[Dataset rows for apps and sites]
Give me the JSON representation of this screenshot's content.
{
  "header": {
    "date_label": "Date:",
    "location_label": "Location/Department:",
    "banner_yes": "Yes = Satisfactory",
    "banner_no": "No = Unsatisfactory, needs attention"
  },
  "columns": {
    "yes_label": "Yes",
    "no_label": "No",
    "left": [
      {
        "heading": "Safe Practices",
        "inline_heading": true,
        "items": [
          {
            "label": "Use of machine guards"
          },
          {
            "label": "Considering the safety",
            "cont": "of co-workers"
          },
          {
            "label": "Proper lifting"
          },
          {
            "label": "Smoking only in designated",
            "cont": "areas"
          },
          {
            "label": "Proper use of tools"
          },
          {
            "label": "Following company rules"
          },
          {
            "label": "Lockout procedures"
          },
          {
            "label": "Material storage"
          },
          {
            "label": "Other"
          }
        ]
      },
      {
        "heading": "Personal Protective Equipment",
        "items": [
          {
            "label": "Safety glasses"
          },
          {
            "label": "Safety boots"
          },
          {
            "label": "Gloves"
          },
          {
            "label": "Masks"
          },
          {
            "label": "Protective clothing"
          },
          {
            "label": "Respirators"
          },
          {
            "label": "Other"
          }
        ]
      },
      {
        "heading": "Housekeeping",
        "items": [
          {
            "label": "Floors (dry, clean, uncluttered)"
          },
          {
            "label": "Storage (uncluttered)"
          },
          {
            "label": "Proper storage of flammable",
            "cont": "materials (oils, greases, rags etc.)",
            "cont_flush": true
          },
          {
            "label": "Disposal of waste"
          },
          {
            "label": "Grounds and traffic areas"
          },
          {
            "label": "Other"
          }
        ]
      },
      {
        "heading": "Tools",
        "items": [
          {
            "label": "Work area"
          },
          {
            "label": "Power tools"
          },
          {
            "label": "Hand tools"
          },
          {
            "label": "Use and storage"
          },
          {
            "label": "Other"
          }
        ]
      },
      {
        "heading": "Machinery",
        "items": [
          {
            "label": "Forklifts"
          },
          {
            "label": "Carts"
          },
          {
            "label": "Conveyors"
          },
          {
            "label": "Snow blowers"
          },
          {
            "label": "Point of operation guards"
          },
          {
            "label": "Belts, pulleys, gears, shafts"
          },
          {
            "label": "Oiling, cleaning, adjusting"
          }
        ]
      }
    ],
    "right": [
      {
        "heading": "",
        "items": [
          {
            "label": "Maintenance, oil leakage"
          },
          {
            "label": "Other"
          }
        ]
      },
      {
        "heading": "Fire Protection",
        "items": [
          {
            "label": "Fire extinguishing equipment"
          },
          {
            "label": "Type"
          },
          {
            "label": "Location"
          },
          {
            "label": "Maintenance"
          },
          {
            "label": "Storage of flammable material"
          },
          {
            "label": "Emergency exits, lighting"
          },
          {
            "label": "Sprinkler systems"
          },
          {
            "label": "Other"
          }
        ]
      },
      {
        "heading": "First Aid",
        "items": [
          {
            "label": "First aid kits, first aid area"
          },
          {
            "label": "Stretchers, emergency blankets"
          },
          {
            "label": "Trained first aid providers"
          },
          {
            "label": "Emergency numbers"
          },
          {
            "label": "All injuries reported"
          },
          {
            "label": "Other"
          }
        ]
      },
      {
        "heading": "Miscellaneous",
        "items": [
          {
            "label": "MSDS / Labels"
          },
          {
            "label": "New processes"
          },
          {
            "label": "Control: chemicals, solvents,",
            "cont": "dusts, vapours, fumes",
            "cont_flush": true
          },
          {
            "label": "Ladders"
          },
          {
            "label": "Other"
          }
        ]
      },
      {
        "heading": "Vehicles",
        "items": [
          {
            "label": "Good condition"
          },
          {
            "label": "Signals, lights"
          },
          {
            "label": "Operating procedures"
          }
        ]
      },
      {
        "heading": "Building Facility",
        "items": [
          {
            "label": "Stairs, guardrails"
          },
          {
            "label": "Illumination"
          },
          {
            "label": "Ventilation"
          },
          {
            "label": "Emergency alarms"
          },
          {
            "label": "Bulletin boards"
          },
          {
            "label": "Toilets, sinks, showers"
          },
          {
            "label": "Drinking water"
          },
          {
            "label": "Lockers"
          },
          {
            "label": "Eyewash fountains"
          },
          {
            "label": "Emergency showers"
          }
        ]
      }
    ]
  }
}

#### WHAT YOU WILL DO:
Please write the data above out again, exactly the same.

#### RESULT BELOW:
Give me the JSON representation of this screenshot's content.
{
  "header": {
    "date_label": "Date:",
    "location_label": "Location/Department:",
    "banner_yes": "Yes = Satisfactory",
    "banner_no": "No = Unsatisfactory, needs attention"
  },
  "columns": {
    "yes_label": "Yes",
    "no_label": "No",
    "left": [
      {
        "heading": "Safe Practices",
        "inline_heading": true,
        "items": [
          {
            "label": "Use of machine guards"
          },
          {
            "label": "Considering the safety",
            "cont": "of co-workers"
          },
          {
            "label": "Proper lifting"
          },
          {
            "label": "Smoking only in designated",
            "cont": "areas"
          },
          {
            "label": "Proper use of tools"
          },
          {
            "label": "Following company rules"
          },
          {
            "label": "Lockout procedures"
          },
          {
            "label": "Material storage"
          },
          {
            "label": "Other"
          }
        ]
      },
      {
        "heading": "Personal Protective Equipment",
        "items": [
          {
            "label": "Safety glasses"
          },
          {
            "label": "Safety boots"
          },
          {
            "label": "Gloves"
          },
          {
            "label": "Masks"
          },
          {
            "label": "Protective clothing"
          },
          {
            "label": "Respirators"
          },
          {
            "label": "Other"
          }
        ]
      },
      {
        "heading": "Housekeeping",
        "items": [
          {
            "label": "Floors (dry, clean, uncluttered)"
          },
          {
            "label": "Storage (uncluttered)"
          },
          {
            "label": "Proper storage of flammable",
            "cont": "materials (oils, greases, rags etc.)",
            "cont_flush": true
          },
          {
            "label": "Disposal of waste"
          },
          {
            "label": "Grounds and traffic areas"
          },
          {
            "label": "Other"
          }
        ]
      },
      {
        "heading": "Tools",
        "items": [
          {
            "label": "Work area"
          },
          {
            "label": "Power tools"
          },
          {
            "label": "Hand tools"
          },
          {
            "label": "Use and storage"
          },
          {
            "label": "Other"
          }
        ]
      },
      {
        "heading": "Machinery",
        "items": [
          {
            "label": "Forklifts"
          },
          {
            "label": "Carts"
          },
          {
            "label": "Conveyors"
          },
          {
            "label": "Snow blowers"
          },
          {
            "label": "Point of operation guards"
          },
          {
            "label": "Belts, pulleys, gears, shafts"
          },
          {
            "label": "Oiling, cleaning, adjusting"
          }
        ]
      }
    ],
    "right": [
      {
        "heading": "",
        "items": [
          {
            "label": "Maintenance, oil leakage"
          },
          {
            "label": "Other"
          }
        ]
      },
      {
        "heading": "Fire Protection",
        "items": [
          {
            "label": "Fire extinguishing equipment"
          },
          {
            "label": "Type"
          },
          {
            "label": "Location"
          },
          {
            "label": "Maintenance"
          },
          {
            "label": "Storage of flammable material"
          },
          {
            "label": "Emergency exits, lighting"
          },
          {
            "label": "Sprinkler systems"
          },
          {
            "label": "Other"
          }
        ]
      },
      {
        "heading": "First Aid",
        "items": [
          {
            "label": "First aid kits, first aid area"
          },
          {
            "label": "Stretchers, emergency blankets"
          },
          {
            "label": "Trained first aid providers"
          },
          {
            "label": "Emergency numbers"
          },
          {
            "label": "All injuries reported"
          },
          {
            "label": "Other"
          }
        ]
      },
      {
        "heading": "Miscellaneous",
        "items": [
          {
            "label": "MSDS / Labels"
          },
          {
            "label": "New processes"
          },
          {
            "label": "Control: chemicals, solvents,",
            "cont": "dusts, vapours, fumes",
            "cont_flush": true
          },
          {
            "label": "Ladders"
          },
          {
            "label": "Other"
          }
        ]
      },
      {
        "heading": "Vehicles",
        "items": [
          {
            "label": "Good condition"
          },
          {
            "label": "Signals, lights"
          },
          {
            "label": "Operating procedures"
          }
        ]
      },
      {
        "heading": "Building Facility",
        "items": [
          {
            "label": "Stairs, guardrails"
          },
          {
            "label": "Illumination"
          },
          {
            "label": "Ventilation"
          },
          {
            "label": "Emergency alarms"
          },
          {
            "label": "Bulletin boards"
          },
          {
            "label": "Toilets, sinks, showers"
          },
          {
            "label": "Drinking water"
          },
          {
            "label": "Lockers"
          },
          {
            "label": "Eyewash fountains"
          },
          {
            "label": "Emergency showers"
          }
        ]
      }
    ]
  }
}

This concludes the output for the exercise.